WHAT IS BEING ASKED: Nothing but a number should be given: the count of lines in the data that include the string "this".

Stored data entries
○ ○ ○ ○

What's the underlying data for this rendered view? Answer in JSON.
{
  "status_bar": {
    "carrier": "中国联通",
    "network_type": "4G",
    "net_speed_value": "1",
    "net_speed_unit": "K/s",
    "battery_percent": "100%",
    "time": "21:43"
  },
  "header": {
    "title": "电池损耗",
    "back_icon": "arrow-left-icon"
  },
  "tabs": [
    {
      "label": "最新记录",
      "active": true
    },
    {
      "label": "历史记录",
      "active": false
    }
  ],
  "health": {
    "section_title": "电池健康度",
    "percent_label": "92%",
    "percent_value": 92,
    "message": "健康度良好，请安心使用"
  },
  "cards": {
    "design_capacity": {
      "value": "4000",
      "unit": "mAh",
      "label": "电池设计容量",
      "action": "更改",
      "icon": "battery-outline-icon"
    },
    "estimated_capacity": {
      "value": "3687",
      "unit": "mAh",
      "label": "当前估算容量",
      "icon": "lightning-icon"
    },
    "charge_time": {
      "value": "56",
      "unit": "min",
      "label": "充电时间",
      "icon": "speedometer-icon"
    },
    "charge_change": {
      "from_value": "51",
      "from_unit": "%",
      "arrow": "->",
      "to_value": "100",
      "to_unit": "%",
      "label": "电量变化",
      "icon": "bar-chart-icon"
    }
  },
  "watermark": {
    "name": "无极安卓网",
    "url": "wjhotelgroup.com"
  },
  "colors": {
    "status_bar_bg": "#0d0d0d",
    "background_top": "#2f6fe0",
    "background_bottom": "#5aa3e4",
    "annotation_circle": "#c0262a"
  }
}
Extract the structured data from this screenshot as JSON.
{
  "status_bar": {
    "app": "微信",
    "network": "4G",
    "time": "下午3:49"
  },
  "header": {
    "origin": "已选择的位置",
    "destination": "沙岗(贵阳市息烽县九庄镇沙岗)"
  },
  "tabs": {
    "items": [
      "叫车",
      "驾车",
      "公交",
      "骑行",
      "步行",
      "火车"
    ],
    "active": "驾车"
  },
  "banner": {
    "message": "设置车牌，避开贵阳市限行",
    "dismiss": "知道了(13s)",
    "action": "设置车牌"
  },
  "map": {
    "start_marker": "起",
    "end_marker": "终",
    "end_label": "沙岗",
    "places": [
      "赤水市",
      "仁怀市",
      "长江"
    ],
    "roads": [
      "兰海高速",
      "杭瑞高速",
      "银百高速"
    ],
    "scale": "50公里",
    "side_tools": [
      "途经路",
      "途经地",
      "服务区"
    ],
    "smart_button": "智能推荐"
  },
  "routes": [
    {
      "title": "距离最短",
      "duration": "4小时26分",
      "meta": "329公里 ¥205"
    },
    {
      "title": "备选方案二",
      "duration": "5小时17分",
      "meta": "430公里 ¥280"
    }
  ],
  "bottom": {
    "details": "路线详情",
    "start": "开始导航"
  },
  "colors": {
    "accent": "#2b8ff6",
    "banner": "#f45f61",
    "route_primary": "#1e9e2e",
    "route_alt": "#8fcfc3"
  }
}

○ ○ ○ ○

WRITTEN ANSWER: 2